Back then Ambani had said that in the next 10 years (by 2027), the Indian economy would rank among the top three in the world. To achieve this, the Indian IT industry would play a foundational role in creating a future-ready digital infrastructure. India did miss the first three industrial revolutions — mechanisation, mass production and automation. However, the country was perfectly positioned to break from its shackles in the fourth industrial revolution. Fuelled by connectivity, data and artificial intelligence, this was India’s Mukesh Ambani’s optimism was rooted in the mobile growth that India had seen. The business visionaries subsequent decisions saw Reliance Jio playing a transformational role in data proliferation in India. This was aided by significant work done by many other national and international companies including the Big Tech (Microsoft, Meta, Alphabet, Amazon) players. The support and initiatives from the government of India set the right building blocks for India’s transformation into becoming a robust tech economy.

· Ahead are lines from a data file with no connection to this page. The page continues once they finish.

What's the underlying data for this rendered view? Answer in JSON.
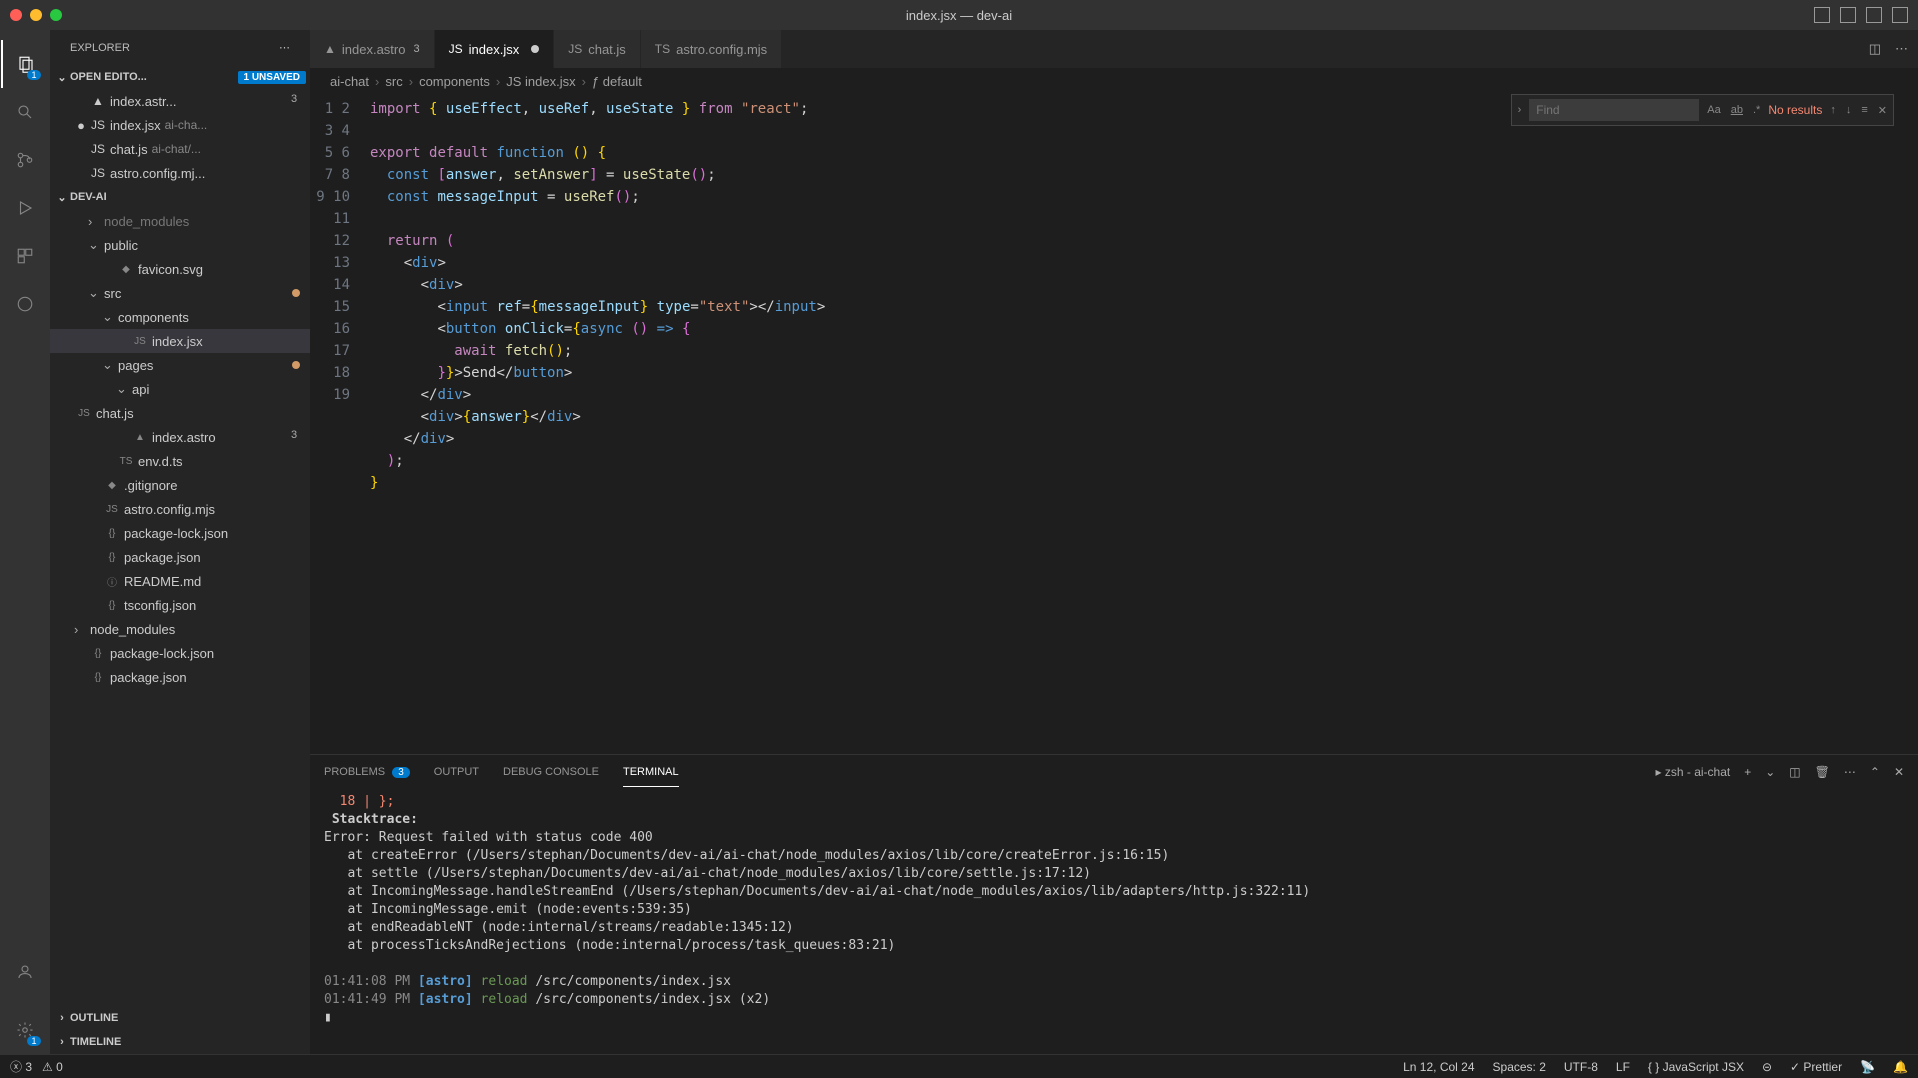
{
  "window": {
    "title": "index.jsx — dev-ai"
  },
  "sidebar": {
    "title": "EXPLORER",
    "openEditors": {
      "label": "OPEN EDITO...",
      "unsaved": "1 unsaved",
      "items": [
        {
          "name": "index.astr...",
          "badge": "3",
          "icon": "▲"
        },
        {
          "name": "index.jsx",
          "suffix": "ai-cha...",
          "dirty": true,
          "icon": "JS"
        },
        {
          "name": "chat.js",
          "suffix": "ai-chat/...",
          "icon": "JS"
        },
        {
          "name": "astro.config.mj...",
          "icon": "JS"
        }
      ]
    },
    "project": {
      "label": "DEV-AI",
      "tree": [
        {
          "name": "node_modules",
          "indent": 1,
          "chev": "›",
          "dim": true
        },
        {
          "name": "public",
          "indent": 1,
          "chev": "⌄"
        },
        {
          "name": "favicon.svg",
          "indent": 2,
          "icon": "◆"
        },
        {
          "name": "src",
          "indent": 1,
          "chev": "⌄",
          "mod": true
        },
        {
          "name": "components",
          "indent": 2,
          "chev": "⌄"
        },
        {
          "name": "index.jsx",
          "indent": 3,
          "icon": "JS",
          "active": true
        },
        {
          "name": "pages",
          "indent": 2,
          "chev": "⌄",
          "mod": true
        },
        {
          "name": "api",
          "indent": 3,
          "chev": "⌄"
        },
        {
          "name": "chat.js",
          "indent": 4,
          "icon": "JS"
        },
        {
          "name": "index.astro",
          "indent": 3,
          "icon": "▲",
          "badge": "3"
        },
        {
          "name": "env.d.ts",
          "indent": 2,
          "icon": "TS"
        },
        {
          "name": ".gitignore",
          "indent": 1,
          "icon": "◆"
        },
        {
          "name": "astro.config.mjs",
          "indent": 1,
          "icon": "JS"
        },
        {
          "name": "package-lock.json",
          "indent": 1,
          "icon": "{}"
        },
        {
          "name": "package.json",
          "indent": 1,
          "icon": "{}"
        },
        {
          "name": "README.md",
          "indent": 1,
          "icon": "ⓘ"
        },
        {
          "name": "tsconfig.json",
          "indent": 1,
          "icon": "{}"
        },
        {
          "name": "node_modules",
          "indent": 0,
          "chev": "›"
        },
        {
          "name": "package-lock.json",
          "indent": 0,
          "icon": "{}"
        },
        {
          "name": "package.json",
          "indent": 0,
          "icon": "{}"
        }
      ],
      "outline": "OUTLINE",
      "timeline": "TIMELINE"
    }
  },
  "tabs": [
    {
      "name": "index.astro",
      "icon": "▲",
      "badge": "3"
    },
    {
      "name": "index.jsx",
      "icon": "JS",
      "active": true,
      "dirty": true
    },
    {
      "name": "chat.js",
      "icon": "JS"
    },
    {
      "name": "astro.config.mjs",
      "icon": "TS"
    }
  ],
  "breadcrumb": [
    {
      "label": "ai-chat"
    },
    {
      "label": "src"
    },
    {
      "label": "components"
    },
    {
      "label": "index.jsx",
      "icon": "JS"
    },
    {
      "label": "default",
      "icon": "ƒ"
    }
  ],
  "find": {
    "placeholder": "Find",
    "result": "No results"
  },
  "editor": {
    "lines": [
      1,
      2,
      3,
      4,
      5,
      6,
      7,
      8,
      9,
      10,
      11,
      12,
      13,
      14,
      15,
      16,
      17,
      18,
      19
    ]
  },
  "panel": {
    "tabs": {
      "problems": "PROBLEMS",
      "problemsBadge": "3",
      "output": "OUTPUT",
      "debug": "DEBUG CONSOLE",
      "terminal": "TERMINAL"
    },
    "shell": "zsh - ai-chat",
    "terminal": {
      "line1_pre": "  18 | };",
      "stack": "Stacktrace:",
      "err": "Error: Request failed with status code 400",
      "at": [
        "   at createError (/Users/stephan/Documents/dev-ai/ai-chat/node_modules/axios/lib/core/createError.js:16:15)",
        "   at settle (/Users/stephan/Documents/dev-ai/ai-chat/node_modules/axios/lib/core/settle.js:17:12)",
        "   at IncomingMessage.handleStreamEnd (/Users/stephan/Documents/dev-ai/ai-chat/node_modules/axios/lib/adapters/http.js:322:11)",
        "   at IncomingMessage.emit (node:events:539:35)",
        "   at endReadableNT (node:internal/streams/readable:1345:12)",
        "   at processTicksAndRejections (node:internal/process/task_queues:83:21)"
      ],
      "r1_ts": "01:41:08 PM",
      "r1_tag": "[astro]",
      "r1_act": "reload",
      "r1_path": "/src/components/index.jsx",
      "r2_ts": "01:41:49 PM",
      "r2_tag": "[astro]",
      "r2_act": "reload",
      "r2_path": "/src/components/index.jsx (x2)",
      "cursor": "▮"
    }
  },
  "status": {
    "errors": "3",
    "warnings": "0",
    "cursor": "Ln 12, Col 24",
    "spaces": "Spaces: 2",
    "encoding": "UTF-8",
    "eol": "LF",
    "lang": "{ } JavaScript JSX",
    "prettier": "✓ Prettier"
  },
  "activity": {
    "explorerBadge": "1",
    "settingsBadge": "1"
  }
}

The MyGov infographic was interesting was due to some of the points it highlighted, as they reinforce why 2021 is another milestone year in India’s data and digital journey.
Citing several sources, the key points included the fact that India exported software worth more than the oil exported by Saudi Arabia in 2021. Software services exports are estimated at $133.7 billion during 2020-21. Employment in the data industry is expected to grow from 5 million to 10 million in 10 years. IT industry is expected to contribute 10 per cent to India’s GDP by 2025. IT & software market revenues will cross $195 billion in 2021. And finally, India already ranks third worldwide in the number of ‘cloud experts’ in FY 21.
Each of these is not a surprise, and in fact, there are much more statistics and data points out there on why this year is defined as India’s best tech year yet. If one looked in the rearview mirror, India’s impact on the planet is evident when it comes to IT services, global innovation centres or the various allied capability centres coming out of India for global companies. But the most important driving force behind all this is the existing skillset pool in India, arguably among the leaders in this aspect globally.
India’s scale cannot be replicated and some trends of the past signal the nature of the change that can be expected on this front. There is a constant disruption in skillsets in play. The internet gave birth to skills that never existed; data is creating more of these. Data is the foundation on which artificial intelligence, automation, and most new trends are shaped — the ‘data-of-everything’ is the trigger for the ‘transformation-of-everything’. The presence of data has led to the debate of including intangibles in the balance sheet, and what would be the universally accepted way to do this.
Due to these emerging needs, and the resulting skillset gap, a new breed of data scientists, data designers and data decoders will come to the fore. This will demand not just a hardcore technology requisite but will have a creative layer to it. Skills of very different kinds will be needed as companies leverage the new data and digital wave. People will be riding this in unique ways both as consumers and service providers.
Enabling this digital wave will be an important subject for all. This is where digital skills will be the big differentiator and this is where India’s digital disruptors will shine globally.